Here’s a nice Blog by Mora Morrison, who’s been helping the project this week. Thanks for your help Mora!
For as long as I can remember Jura has been a home to my family. After buying our cottage in Keils in 1986 we have enjoyed many good times here so, after seeing an advertisment for Jura Lives in Jura Jottings, I decided to volunteer for a week as a way of giving something back to the island, as well as gaining experience of interviews.
In my university course, International developement and sociology, I find discussion is dominated by global culture, religion and language and as a result I feel like it is tempting to learn about other cultures than your own. One evening I went with Jane to the Gaelic college on Islay to hear about a national project, Tobar an Dualchais and to share with them our progress. Listening to discussion on how best to preserve and present recordings the importance of such projects really struck me. As well as a way of celebrating communities, they can tie down Scottish heritage and act as an anchor during a rapid tide of globalisation. They can be enjoyed by locals and visitors alike and highlight those things that make Scotland Scotland.
‘Jura Lives’ is committed to helping two community groups on the island as part of their funding agreement, one of which will be the church. There is a vintage photo exhibition in the church which shows how the island, and its inhabitants, have changed over the years. The tours of the island with a local guide on the Jura Bus stop at this exhibition, so it was decided that we should make a short sound installation to accompany the images. I was assigned the job of listening through some of the recordings from the comprehensive archive to pull out sounds that encapsulate the general atmosphere of the photos as you journey through the times. These include the crackling of fire, chatter, singing, peat digging, bag pipes, cattle and the soothing sounds of the sea.

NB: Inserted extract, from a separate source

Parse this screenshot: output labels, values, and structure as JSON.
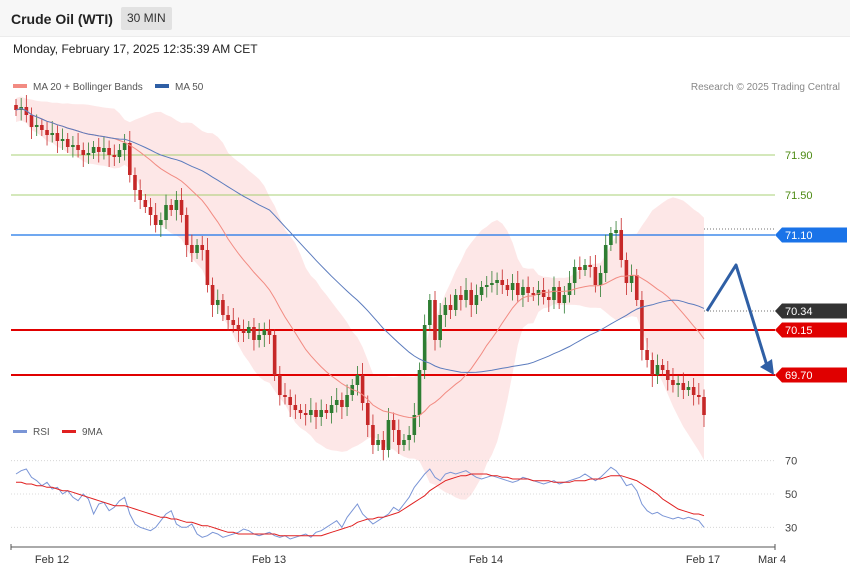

As much as the island has changed , or may change, to me these sounds collectively represent the island’s heartbeat, embodying all aspects of Jura; its people, buildings, animals, wildlife, work, celebrations, events, even weather.The recordings capture a mood, a way of thinking, and the background sounds of the moment they are recorded, allowing a future listener to really be back in that moment.
Working with this project has offered a wonderful insight into Jura, into how things have changed and the hopes for the future and, as a result, I come away not only with new skills but an enriched understanding of what makes this island so special.